The response should consist of the data reproduced word for word.

======== Material provided ========

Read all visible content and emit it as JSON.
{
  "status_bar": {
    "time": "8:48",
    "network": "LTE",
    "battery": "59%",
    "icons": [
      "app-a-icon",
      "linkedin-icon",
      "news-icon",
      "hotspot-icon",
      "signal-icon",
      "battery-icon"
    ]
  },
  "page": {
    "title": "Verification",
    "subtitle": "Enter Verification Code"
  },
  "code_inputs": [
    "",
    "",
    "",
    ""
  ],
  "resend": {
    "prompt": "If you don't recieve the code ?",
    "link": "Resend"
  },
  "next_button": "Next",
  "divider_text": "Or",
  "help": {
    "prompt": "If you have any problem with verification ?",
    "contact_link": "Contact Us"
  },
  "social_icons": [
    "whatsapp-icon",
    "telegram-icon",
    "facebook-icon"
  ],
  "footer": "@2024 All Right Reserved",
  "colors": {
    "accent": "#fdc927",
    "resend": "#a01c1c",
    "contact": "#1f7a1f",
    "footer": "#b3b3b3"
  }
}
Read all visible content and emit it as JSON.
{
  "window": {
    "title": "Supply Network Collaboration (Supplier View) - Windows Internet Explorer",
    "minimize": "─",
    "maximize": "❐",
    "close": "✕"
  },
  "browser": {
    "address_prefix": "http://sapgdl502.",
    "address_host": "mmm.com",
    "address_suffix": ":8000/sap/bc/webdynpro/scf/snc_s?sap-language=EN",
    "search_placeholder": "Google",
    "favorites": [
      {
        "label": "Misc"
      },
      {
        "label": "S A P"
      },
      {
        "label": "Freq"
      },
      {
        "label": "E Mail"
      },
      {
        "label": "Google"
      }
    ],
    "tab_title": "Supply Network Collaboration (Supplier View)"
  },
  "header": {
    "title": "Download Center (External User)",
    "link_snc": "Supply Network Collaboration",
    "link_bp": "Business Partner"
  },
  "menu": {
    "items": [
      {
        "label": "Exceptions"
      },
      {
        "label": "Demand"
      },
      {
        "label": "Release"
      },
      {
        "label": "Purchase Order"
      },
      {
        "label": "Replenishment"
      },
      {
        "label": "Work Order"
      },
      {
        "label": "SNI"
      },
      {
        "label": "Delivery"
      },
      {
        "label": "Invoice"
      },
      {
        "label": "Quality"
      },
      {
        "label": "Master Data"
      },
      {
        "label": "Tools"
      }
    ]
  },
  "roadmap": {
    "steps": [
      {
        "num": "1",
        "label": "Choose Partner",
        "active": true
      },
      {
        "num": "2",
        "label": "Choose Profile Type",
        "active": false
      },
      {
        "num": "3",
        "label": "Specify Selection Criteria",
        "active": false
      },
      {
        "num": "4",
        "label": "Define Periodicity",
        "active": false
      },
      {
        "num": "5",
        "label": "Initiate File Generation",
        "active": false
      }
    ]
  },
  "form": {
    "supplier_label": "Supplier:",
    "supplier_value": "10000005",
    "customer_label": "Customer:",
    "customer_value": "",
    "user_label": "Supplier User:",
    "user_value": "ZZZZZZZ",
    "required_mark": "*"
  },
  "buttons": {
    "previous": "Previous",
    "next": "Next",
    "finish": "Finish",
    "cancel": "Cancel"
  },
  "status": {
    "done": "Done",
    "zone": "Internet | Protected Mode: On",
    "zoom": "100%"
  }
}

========

(Your solution)
Read all visible content and emit it as JSON.
{
  "status_bar": {
    "time": "8:48",
    "network": "LTE",
    "battery": "59%",
    "icons": [
      "app-a-icon",
      "linkedin-icon",
      "news-icon",
      "hotspot-icon",
      "signal-icon",
      "battery-icon"
    ]
  },
  "page": {
    "title": "Verification",
    "subtitle": "Enter Verification Code"
  },
  "code_inputs": [
    "",
    "",
    "",
    ""
  ],
  "resend": {
    "prompt": "If you don't recieve the code ?",
    "link": "Resend"
  },
  "next_button": "Next",
  "divider_text": "Or",
  "help": {
    "prompt": "If you have any problem with verification ?",
    "contact_link": "Contact Us"
  },
  "social_icons": [
    "whatsapp-icon",
    "telegram-icon",
    "facebook-icon"
  ],
  "footer": "@2024 All Right Reserved",
  "colors": {
    "accent": "#fdc927",
    "resend": "#a01c1c",
    "contact": "#1f7a1f",
    "footer": "#b3b3b3"
  }
}
Read all visible content and emit it as JSON.
{
  "window": {
    "title": "Supply Network Collaboration (Supplier View) - Windows Internet Explorer",
    "minimize": "─",
    "maximize": "❐",
    "close": "✕"
  },
  "browser": {
    "address_prefix": "http://sapgdl502.",
    "address_host": "mmm.com",
    "address_suffix": ":8000/sap/bc/webdynpro/scf/snc_s?sap-language=EN",
    "search_placeholder": "Google",
    "favorites": [
      {
        "label": "Misc"
      },
      {
        "label": "S A P"
      },
      {
        "label": "Freq"
      },
      {
        "label": "E Mail"
      },
      {
        "label": "Google"
      }
    ],
    "tab_title": "Supply Network Collaboration (Supplier View)"
  },
  "header": {
    "title": "Download Center (External User)",
    "link_snc": "Supply Network Collaboration",
    "link_bp": "Business Partner"
  },
  "menu": {
    "items": [
      {
        "label": "Exceptions"
      },
      {
        "label": "Demand"
      },
      {
        "label": "Release"
      },
      {
        "label": "Purchase Order"
      },
      {
        "label": "Replenishment"
      },
      {
        "label": "Work Order"
      },
      {
        "label": "SNI"
      },
      {
        "label": "Delivery"
      },
      {
        "label": "Invoice"
      },
      {
        "label": "Quality"
      },
      {
        "label": "Master Data"
      },
      {
        "label": "Tools"
      }
    ]
  },
  "roadmap": {
    "steps": [
      {
        "num": "1",
        "label": "Choose Partner",
        "active": true
      },
      {
        "num": "2",
        "label": "Choose Profile Type",
        "active": false
      },
      {
        "num": "3",
        "label": "Specify Selection Criteria",
        "active": false
      },
      {
        "num": "4",
        "label": "Define Periodicity",
        "active": false
      },
      {
        "num": "5",
        "label": "Initiate File Generation",
        "active": false
      }
    ]
  },
  "form": {
    "supplier_label": "Supplier:",
    "supplier_value": "10000005",
    "customer_label": "Customer:",
    "customer_value": "",
    "user_label": "Supplier User:",
    "user_value": "ZZZZZZZ",
    "required_mark": "*"
  },
  "buttons": {
    "previous": "Previous",
    "next": "Next",
    "finish": "Finish",
    "cancel": "Cancel"
  },
  "status": {
    "done": "Done",
    "zone": "Internet | Protected Mode: On",
    "zoom": "100%"
  }
}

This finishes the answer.